What the exercise asks:
Print each of the records below, leaving every word as it is.

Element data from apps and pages
BEGIN

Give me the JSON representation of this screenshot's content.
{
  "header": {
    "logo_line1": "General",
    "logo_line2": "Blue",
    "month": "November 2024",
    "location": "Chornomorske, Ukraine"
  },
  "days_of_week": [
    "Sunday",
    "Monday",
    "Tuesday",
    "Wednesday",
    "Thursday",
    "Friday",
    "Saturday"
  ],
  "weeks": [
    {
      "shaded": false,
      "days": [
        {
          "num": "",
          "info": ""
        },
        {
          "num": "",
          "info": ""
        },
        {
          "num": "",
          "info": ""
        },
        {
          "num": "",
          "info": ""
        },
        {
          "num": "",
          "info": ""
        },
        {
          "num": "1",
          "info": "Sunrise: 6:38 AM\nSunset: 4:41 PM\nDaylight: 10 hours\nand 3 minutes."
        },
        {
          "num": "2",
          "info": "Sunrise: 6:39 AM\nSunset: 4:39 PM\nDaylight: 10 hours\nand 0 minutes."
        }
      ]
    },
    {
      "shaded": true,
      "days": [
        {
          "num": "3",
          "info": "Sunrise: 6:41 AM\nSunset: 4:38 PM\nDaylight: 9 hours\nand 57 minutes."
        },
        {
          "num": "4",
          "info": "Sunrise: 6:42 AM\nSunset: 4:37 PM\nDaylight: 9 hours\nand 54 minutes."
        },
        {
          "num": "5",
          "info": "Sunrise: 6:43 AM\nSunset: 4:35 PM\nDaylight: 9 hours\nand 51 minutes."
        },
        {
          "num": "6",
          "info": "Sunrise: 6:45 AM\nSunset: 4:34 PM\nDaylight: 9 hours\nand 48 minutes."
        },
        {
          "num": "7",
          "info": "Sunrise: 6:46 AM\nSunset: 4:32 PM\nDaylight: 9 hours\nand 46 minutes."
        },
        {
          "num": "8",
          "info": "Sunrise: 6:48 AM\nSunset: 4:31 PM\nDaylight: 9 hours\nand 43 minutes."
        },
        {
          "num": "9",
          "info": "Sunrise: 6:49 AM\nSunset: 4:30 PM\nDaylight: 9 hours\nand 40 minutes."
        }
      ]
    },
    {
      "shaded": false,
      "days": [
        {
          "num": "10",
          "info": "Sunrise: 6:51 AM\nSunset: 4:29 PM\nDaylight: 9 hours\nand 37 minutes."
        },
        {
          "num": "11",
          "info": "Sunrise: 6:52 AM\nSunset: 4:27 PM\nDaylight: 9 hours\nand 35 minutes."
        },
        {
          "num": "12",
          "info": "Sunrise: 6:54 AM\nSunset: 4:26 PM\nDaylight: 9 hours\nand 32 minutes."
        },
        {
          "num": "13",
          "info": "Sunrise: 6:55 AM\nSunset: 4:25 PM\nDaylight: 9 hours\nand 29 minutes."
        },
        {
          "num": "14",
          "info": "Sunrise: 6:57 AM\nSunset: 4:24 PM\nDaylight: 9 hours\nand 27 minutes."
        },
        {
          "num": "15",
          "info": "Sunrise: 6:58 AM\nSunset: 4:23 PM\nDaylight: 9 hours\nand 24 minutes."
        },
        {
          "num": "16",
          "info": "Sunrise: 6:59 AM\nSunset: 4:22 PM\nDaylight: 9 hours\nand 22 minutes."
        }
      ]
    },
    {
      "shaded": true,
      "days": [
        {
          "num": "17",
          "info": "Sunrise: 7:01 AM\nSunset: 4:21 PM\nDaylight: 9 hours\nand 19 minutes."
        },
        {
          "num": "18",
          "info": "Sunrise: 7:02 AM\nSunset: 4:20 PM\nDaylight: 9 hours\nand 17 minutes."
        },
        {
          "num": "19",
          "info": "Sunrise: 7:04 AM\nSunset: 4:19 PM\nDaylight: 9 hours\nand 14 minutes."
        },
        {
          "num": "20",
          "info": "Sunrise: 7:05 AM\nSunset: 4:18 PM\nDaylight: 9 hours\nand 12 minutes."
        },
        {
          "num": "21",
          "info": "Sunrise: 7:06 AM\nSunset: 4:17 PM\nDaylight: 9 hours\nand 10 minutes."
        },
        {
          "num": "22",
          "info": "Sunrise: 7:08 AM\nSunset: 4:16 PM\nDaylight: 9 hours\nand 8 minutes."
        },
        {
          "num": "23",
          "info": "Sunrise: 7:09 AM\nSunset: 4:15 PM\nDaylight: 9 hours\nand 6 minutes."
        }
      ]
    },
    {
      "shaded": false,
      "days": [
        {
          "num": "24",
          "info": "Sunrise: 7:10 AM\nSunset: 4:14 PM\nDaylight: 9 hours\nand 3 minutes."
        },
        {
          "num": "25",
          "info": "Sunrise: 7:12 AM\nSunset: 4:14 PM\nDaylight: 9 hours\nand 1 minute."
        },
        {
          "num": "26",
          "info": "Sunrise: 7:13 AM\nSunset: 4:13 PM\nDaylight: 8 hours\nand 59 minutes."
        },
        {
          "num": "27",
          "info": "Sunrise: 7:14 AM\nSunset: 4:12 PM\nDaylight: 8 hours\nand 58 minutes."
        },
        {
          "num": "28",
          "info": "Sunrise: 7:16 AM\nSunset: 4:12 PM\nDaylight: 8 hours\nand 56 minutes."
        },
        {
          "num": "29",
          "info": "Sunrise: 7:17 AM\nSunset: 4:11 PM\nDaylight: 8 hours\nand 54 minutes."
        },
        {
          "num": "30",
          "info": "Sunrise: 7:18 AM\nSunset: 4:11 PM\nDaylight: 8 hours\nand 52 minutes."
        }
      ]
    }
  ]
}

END

Problem solution:
Give me the JSON representation of this screenshot's content.
{
  "header": {
    "logo_line1": "General",
    "logo_line2": "Blue",
    "month": "November 2024",
    "location": "Chornomorske, Ukraine"
  },
  "days_of_week": [
    "Sunday",
    "Monday",
    "Tuesday",
    "Wednesday",
    "Thursday",
    "Friday",
    "Saturday"
  ],
  "weeks": [
    {
      "shaded": false,
      "days": [
        {
          "num": "",
          "info": ""
        },
        {
          "num": "",
          "info": ""
        },
        {
          "num": "",
          "info": ""
        },
        {
          "num": "",
          "info": ""
        },
        {
          "num": "",
          "info": ""
        },
        {
          "num": "1",
          "info": "Sunrise: 6:38 AM\nSunset: 4:41 PM\nDaylight: 10 hours\nand 3 minutes."
        },
        {
          "num": "2",
          "info": "Sunrise: 6:39 AM\nSunset: 4:39 PM\nDaylight: 10 hours\nand 0 minutes."
        }
      ]
    },
    {
      "shaded": true,
      "days": [
        {
          "num": "3",
          "info": "Sunrise: 6:41 AM\nSunset: 4:38 PM\nDaylight: 9 hours\nand 57 minutes."
        },
        {
          "num": "4",
          "info": "Sunrise: 6:42 AM\nSunset: 4:37 PM\nDaylight: 9 hours\nand 54 minutes."
        },
        {
          "num": "5",
          "info": "Sunrise: 6:43 AM\nSunset: 4:35 PM\nDaylight: 9 hours\nand 51 minutes."
        },
        {
          "num": "6",
          "info": "Sunrise: 6:45 AM\nSunset: 4:34 PM\nDaylight: 9 hours\nand 48 minutes."
        },
        {
          "num": "7",
          "info": "Sunrise: 6:46 AM\nSunset: 4:32 PM\nDaylight: 9 hours\nand 46 minutes."
        },
        {
          "num": "8",
          "info": "Sunrise: 6:48 AM\nSunset: 4:31 PM\nDaylight: 9 hours\nand 43 minutes."
        },
        {
          "num": "9",
          "info": "Sunrise: 6:49 AM\nSunset: 4:30 PM\nDaylight: 9 hours\nand 40 minutes."
        }
      ]
    },
    {
      "shaded": false,
      "days": [
        {
          "num": "10",
          "info": "Sunrise: 6:51 AM\nSunset: 4:29 PM\nDaylight: 9 hours\nand 37 minutes."
        },
        {
          "num": "11",
          "info": "Sunrise: 6:52 AM\nSunset: 4:27 PM\nDaylight: 9 hours\nand 35 minutes."
        },
        {
          "num": "12",
          "info": "Sunrise: 6:54 AM\nSunset: 4:26 PM\nDaylight: 9 hours\nand 32 minutes."
        },
        {
          "num": "13",
          "info": "Sunrise: 6:55 AM\nSunset: 4:25 PM\nDaylight: 9 hours\nand 29 minutes."
        },
        {
          "num": "14",
          "info": "Sunrise: 6:57 AM\nSunset: 4:24 PM\nDaylight: 9 hours\nand 27 minutes."
        },
        {
          "num": "15",
          "info": "Sunrise: 6:58 AM\nSunset: 4:23 PM\nDaylight: 9 hours\nand 24 minutes."
        },
        {
          "num": "16",
          "info": "Sunrise: 6:59 AM\nSunset: 4:22 PM\nDaylight: 9 hours\nand 22 minutes."
        }
      ]
    },
    {
      "shaded": true,
      "days": [
        {
          "num": "17",
          "info": "Sunrise: 7:01 AM\nSunset: 4:21 PM\nDaylight: 9 hours\nand 19 minutes."
        },
        {
          "num": "18",
          "info": "Sunrise: 7:02 AM\nSunset: 4:20 PM\nDaylight: 9 hours\nand 17 minutes."
        },
        {
          "num": "19",
          "info": "Sunrise: 7:04 AM\nSunset: 4:19 PM\nDaylight: 9 hours\nand 14 minutes."
        },
        {
          "num": "20",
          "info": "Sunrise: 7:05 AM\nSunset: 4:18 PM\nDaylight: 9 hours\nand 12 minutes."
        },
        {
          "num": "21",
          "info": "Sunrise: 7:06 AM\nSunset: 4:17 PM\nDaylight: 9 hours\nand 10 minutes."
        },
        {
          "num": "22",
          "info": "Sunrise: 7:08 AM\nSunset: 4:16 PM\nDaylight: 9 hours\nand 8 minutes."
        },
        {
          "num": "23",
          "info": "Sunrise: 7:09 AM\nSunset: 4:15 PM\nDaylight: 9 hours\nand 6 minutes."
        }
      ]
    },
    {
      "shaded": false,
      "days": [
        {
          "num": "24",
          "info": "Sunrise: 7:10 AM\nSunset: 4:14 PM\nDaylight: 9 hours\nand 3 minutes."
        },
        {
          "num": "25",
          "info": "Sunrise: 7:12 AM\nSunset: 4:14 PM\nDaylight: 9 hours\nand 1 minute."
        },
        {
          "num": "26",
          "info": "Sunrise: 7:13 AM\nSunset: 4:13 PM\nDaylight: 8 hours\nand 59 minutes."
        },
        {
          "num": "27",
          "info": "Sunrise: 7:14 AM\nSunset: 4:12 PM\nDaylight: 8 hours\nand 58 minutes."
        },
        {
          "num": "28",
          "info": "Sunrise: 7:16 AM\nSunset: 4:12 PM\nDaylight: 8 hours\nand 56 minutes."
        },
        {
          "num": "29",
          "info": "Sunrise: 7:17 AM\nSunset: 4:11 PM\nDaylight: 8 hours\nand 54 minutes."
        },
        {
          "num": "30",
          "info": "Sunrise: 7:18 AM\nSunset: 4:11 PM\nDaylight: 8 hours\nand 52 minutes."
        }
      ]
    }
  ]
}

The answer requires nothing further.